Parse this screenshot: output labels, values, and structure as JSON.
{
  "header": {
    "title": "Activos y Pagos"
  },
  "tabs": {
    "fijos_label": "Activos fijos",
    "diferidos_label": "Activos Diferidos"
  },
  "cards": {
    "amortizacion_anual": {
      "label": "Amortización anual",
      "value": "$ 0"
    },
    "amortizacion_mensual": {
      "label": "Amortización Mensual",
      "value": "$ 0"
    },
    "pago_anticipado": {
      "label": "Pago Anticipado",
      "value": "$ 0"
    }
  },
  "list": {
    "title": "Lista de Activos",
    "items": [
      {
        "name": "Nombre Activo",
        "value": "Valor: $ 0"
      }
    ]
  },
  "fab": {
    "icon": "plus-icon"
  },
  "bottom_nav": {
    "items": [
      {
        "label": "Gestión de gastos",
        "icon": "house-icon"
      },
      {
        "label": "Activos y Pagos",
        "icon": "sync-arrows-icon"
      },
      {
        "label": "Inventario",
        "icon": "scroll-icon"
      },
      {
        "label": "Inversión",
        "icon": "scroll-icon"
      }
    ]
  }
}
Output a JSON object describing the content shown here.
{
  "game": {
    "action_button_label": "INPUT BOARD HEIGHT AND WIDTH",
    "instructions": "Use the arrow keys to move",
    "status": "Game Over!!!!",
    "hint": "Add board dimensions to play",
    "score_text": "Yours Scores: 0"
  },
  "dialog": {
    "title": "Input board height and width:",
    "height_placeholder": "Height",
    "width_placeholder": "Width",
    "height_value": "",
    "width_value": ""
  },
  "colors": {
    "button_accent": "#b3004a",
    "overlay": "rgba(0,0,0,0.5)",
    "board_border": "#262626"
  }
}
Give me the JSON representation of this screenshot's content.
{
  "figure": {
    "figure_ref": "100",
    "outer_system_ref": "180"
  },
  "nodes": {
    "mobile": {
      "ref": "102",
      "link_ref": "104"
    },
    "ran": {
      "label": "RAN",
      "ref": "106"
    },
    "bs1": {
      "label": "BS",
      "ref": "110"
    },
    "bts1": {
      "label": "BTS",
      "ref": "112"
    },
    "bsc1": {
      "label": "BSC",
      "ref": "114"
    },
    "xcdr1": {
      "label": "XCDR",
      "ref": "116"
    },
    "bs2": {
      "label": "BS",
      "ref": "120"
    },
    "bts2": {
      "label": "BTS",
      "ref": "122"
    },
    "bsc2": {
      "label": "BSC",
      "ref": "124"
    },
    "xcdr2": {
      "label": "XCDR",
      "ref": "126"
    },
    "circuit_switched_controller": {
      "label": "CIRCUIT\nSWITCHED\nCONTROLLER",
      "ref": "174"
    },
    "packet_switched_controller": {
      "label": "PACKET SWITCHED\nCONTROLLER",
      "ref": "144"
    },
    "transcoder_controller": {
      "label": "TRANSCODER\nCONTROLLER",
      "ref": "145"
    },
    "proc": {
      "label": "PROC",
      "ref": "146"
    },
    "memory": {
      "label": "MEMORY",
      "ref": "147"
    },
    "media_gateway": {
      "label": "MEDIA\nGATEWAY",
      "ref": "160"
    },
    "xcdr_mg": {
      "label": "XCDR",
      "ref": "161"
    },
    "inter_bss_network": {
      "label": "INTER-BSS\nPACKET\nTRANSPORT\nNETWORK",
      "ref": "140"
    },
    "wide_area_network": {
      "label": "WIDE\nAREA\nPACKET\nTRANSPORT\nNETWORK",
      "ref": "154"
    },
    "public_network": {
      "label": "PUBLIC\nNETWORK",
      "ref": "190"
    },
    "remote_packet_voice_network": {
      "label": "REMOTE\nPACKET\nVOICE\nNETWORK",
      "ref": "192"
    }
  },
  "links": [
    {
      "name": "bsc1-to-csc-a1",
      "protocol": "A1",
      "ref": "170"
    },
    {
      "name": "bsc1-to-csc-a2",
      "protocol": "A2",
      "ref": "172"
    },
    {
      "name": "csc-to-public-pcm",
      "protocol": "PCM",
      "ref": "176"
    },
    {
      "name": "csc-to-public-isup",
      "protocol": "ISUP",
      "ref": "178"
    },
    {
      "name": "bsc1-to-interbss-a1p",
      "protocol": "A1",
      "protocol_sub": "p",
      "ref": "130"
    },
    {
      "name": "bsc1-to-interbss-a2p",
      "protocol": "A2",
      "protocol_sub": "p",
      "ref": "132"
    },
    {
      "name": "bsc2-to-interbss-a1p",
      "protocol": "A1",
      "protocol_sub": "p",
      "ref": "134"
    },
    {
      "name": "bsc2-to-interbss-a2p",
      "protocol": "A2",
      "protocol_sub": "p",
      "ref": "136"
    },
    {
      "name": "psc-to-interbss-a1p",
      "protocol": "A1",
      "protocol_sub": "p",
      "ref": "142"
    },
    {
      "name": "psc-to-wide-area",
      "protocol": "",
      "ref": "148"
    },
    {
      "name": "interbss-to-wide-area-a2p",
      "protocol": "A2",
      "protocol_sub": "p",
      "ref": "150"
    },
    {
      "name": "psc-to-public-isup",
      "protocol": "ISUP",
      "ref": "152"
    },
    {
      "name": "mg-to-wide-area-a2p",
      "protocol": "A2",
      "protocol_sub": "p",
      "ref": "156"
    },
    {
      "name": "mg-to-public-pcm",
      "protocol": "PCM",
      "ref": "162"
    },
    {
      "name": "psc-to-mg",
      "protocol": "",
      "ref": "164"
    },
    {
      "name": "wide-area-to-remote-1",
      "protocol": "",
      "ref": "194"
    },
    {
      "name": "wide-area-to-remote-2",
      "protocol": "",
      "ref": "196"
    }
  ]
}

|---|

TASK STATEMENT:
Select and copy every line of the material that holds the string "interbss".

RESPONSE TO THE EXERCISE:
      "name": "bsc1-to-interbss-a1p",
      "name": "bsc1-to-interbss-a2p",
      "name": "bsc2-to-interbss-a1p",
      "name": "bsc2-to-interbss-a2p",
      "name": "psc-to-interbss-a1p",
      "name": "interbss-to-wide-area-a2p",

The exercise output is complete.